“A total foodie snob was eating straight from the bowl and I thought, dear God, I have to introduce casseroles to east coast foodie snobs,” said Farris.
For two years, she threw casserole parties in her apartment where friends entered their baked dishes as contestants in a contest. Last year moved the event to Brooklyn Label and the event has been evolving like the cheese combinations Farris throws in her recipes. By the time registration closed this year, there were 30 entries and another 20 participants have been placed on the wait list.
Each year, there are several categories in the contest. This year, there is a meat entry, vegetable entry, a best crust category, and a non-savory entry, though judges can award special accommodation if a casserole possesses certain outstanding and unique qualities that must be recognized.
Lacey Tauber, a friend who was awarded 2007 Best Non-Savory with her Thanksgiving kuegel entry consisting of egg noodles, pumpkin pie filling, cottage cheese, cranberries, and raisins, has enjoyed participating in the contest for the past few years.
“Participating in the casserole contest is fun because, since the recipes can’t already be published, you’re forced to be creative,” Tauber said. “Hardly anyone in Brooklyn has the space to have real dinner parties, the opportunity to cook and share food with a large group is a rare treat.”
According to both Tauber and Farris, baking casseroles remind them of home and helps put them in the holiday spirit. Farris hopes to introduce healthier comfort food to the masses, particularly at a time when the economy is nearing if not already in a recession.
“You can make a casserole and feed a whole dinner party or you can feed yourself for a whole week,” Farris said.

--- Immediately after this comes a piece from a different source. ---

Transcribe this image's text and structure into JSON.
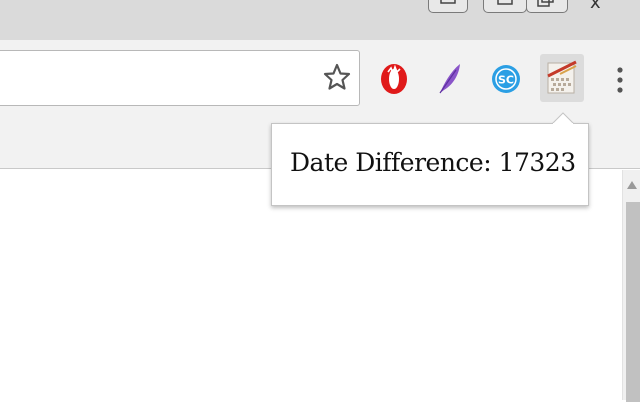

In addition to the parties, Farris is leading several casserole classes at Brooklyn Kitchen (616 Lorimer Street) in addition to promoting her new book of recipes and constantly updating her blog on her website www.casser
“Casseroles are easy and comforting. I think it’s an accessible dish assembled without a lot of effort. It’s economic and time saving,” said Erkkinen.
On Nov. 10, Farris will host the Casserole Contest at Brooklyn Label (180 Franklin St.) at 6 p.m. Admission is free but you have to enter a casserole or volunteer to get in.
Brooklyn Kitchen (616 Lorimer St.) will also be holding several casserole classes and tastings on Nov. 20 and Dec. 3 at 6;30 p.m.
For more information, visit www.casser